22 Abr A CNIO study shows that development of chronic hepatitis and cirrhosis in the liver may be related to telomeres
Scientific investigators continue the search for the answer to why our telomeres so heavily influence the onset of age-related diseases. We know that telomeres play a fundamental role in cell replication in order to protect the genes inside the chromosome from mutating, but what do telomeres have to do with specific diseases such cirrhosis, hepatitis, and live caner?
A recent study by the Spanish National Cancer Research Center’s telomere and telomerase division tried to answer this question. The investigators created a mouse model that paralleled the onset and development of liver diseases found in humans. The results showed that telomere dysfunction was a factor initiating the development of these diseases.
The researchers used a mouse line deficient of TRF1 (an important part of the protective telomere complex called shelterin) and observed as the subject reacted to the introduction of the hepotoxic agent CC14, used to increase liver toxicity. The results showed that the hepatic cells in the telomere deficient mice showed characteristics of cirrhosis or hepatitis.
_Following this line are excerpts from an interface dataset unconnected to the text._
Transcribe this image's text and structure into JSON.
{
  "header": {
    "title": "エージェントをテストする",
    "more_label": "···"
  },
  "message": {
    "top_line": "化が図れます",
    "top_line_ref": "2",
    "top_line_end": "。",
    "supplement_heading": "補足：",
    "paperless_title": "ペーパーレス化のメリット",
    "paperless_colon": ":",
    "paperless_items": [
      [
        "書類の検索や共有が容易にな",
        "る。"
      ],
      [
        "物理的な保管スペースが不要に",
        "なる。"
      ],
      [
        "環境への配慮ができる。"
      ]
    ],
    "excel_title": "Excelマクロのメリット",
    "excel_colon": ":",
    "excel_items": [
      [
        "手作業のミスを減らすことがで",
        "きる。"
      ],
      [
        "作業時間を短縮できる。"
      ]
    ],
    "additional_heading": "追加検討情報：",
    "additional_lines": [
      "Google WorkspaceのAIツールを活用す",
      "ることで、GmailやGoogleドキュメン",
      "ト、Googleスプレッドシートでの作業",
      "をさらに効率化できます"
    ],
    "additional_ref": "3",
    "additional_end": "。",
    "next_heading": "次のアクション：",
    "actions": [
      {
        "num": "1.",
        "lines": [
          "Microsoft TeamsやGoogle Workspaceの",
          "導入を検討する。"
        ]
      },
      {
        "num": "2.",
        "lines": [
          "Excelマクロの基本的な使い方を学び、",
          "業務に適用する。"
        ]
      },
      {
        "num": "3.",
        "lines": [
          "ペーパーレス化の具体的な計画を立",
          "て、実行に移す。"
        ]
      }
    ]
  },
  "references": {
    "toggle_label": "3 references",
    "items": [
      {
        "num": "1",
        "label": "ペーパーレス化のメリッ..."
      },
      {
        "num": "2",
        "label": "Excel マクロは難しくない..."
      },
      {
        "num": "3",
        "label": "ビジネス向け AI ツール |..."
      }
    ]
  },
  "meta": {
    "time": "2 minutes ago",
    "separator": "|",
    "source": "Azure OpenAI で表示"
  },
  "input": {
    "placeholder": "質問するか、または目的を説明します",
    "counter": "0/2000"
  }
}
The study has opened up a new possible route in liver disease prevention focusing on the protection of the telomeres.